**Task description**
Every line below should be given again without alteration.

**Data for the task**
____________________

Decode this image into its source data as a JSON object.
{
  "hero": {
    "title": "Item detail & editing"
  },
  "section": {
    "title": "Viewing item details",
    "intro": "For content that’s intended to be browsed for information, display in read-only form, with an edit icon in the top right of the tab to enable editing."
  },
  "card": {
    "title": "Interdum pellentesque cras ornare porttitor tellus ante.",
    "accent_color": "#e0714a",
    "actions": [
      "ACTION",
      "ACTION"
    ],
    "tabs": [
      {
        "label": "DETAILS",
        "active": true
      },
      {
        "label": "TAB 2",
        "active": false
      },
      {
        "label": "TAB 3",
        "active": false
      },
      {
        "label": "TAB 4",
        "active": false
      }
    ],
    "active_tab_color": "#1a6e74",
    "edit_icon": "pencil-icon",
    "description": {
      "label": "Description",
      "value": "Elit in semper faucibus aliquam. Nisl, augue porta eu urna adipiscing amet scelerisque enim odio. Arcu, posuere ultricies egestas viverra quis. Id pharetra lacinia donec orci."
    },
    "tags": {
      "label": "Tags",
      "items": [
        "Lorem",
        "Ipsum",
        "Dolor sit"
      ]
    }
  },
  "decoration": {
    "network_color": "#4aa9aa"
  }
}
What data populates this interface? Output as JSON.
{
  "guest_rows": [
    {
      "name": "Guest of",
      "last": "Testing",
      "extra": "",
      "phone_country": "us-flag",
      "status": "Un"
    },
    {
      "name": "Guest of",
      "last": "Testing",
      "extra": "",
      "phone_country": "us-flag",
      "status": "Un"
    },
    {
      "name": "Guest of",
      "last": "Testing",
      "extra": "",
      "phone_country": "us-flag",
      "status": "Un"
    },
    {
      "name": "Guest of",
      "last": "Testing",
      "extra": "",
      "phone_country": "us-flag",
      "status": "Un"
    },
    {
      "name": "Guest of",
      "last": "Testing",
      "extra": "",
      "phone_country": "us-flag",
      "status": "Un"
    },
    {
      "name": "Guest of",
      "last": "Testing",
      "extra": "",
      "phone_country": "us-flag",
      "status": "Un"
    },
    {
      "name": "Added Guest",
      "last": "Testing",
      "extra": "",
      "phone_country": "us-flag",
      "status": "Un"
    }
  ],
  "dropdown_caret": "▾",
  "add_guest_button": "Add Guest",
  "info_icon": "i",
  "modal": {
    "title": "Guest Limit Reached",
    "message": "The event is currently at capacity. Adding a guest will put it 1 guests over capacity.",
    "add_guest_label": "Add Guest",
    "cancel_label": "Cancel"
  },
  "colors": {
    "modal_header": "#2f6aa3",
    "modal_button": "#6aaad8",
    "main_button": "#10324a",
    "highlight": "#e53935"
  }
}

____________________

**Answer area**
Decode this image into its source data as a JSON object.
{
  "hero": {
    "title": "Item detail & editing"
  },
  "section": {
    "title": "Viewing item details",
    "intro": "For content that’s intended to be browsed for information, display in read-only form, with an edit icon in the top right of the tab to enable editing."
  },
  "card": {
    "title": "Interdum pellentesque cras ornare porttitor tellus ante.",
    "accent_color": "#e0714a",
    "actions": [
      "ACTION",
      "ACTION"
    ],
    "tabs": [
      {
        "label": "DETAILS",
        "active": true
      },
      {
        "label": "TAB 2",
        "active": false
      },
      {
        "label": "TAB 3",
        "active": false
      },
      {
        "label": "TAB 4",
        "active": false
      }
    ],
    "active_tab_color": "#1a6e74",
    "edit_icon": "pencil-icon",
    "description": {
      "label": "Description",
      "value": "Elit in semper faucibus aliquam. Nisl, augue porta eu urna adipiscing amet scelerisque enim odio. Arcu, posuere ultricies egestas viverra quis. Id pharetra lacinia donec orci."
    },
    "tags": {
      "label": "Tags",
      "items": [
        "Lorem",
        "Ipsum",
        "Dolor sit"
      ]
    }
  },
  "decoration": {
    "network_color": "#4aa9aa"
  }
}
What data populates this interface? Output as JSON.
{
  "guest_rows": [
    {
      "name": "Guest of",
      "last": "Testing",
      "extra": "",
      "phone_country": "us-flag",
      "status": "Un"
    },
    {
      "name": "Guest of",
      "last": "Testing",
      "extra": "",
      "phone_country": "us-flag",
      "status": "Un"
    },
    {
      "name": "Guest of",
      "last": "Testing",
      "extra": "",
      "phone_country": "us-flag",
      "status": "Un"
    },
    {
      "name": "Guest of",
      "last": "Testing",
      "extra": "",
      "phone_country": "us-flag",
      "status": "Un"
    },
    {
      "name": "Guest of",
      "last": "Testing",
      "extra": "",
      "phone_country": "us-flag",
      "status": "Un"
    },
    {
      "name": "Guest of",
      "last": "Testing",
      "extra": "",
      "phone_country": "us-flag",
      "status": "Un"
    },
    {
      "name": "Added Guest",
      "last": "Testing",
      "extra": "",
      "phone_country": "us-flag",
      "status": "Un"
    }
  ],
  "dropdown_caret": "▾",
  "add_guest_button": "Add Guest",
  "info_icon": "i",
  "modal": {
    "title": "Guest Limit Reached",
    "message": "The event is currently at capacity. Adding a guest will put it 1 guests over capacity.",
    "add_guest_label": "Add Guest",
    "cancel_label": "Cancel"
  },
  "colors": {
    "modal_header": "#2f6aa3",
    "modal_button": "#6aaad8",
    "main_button": "#10324a",
    "highlight": "#e53935"
  }
}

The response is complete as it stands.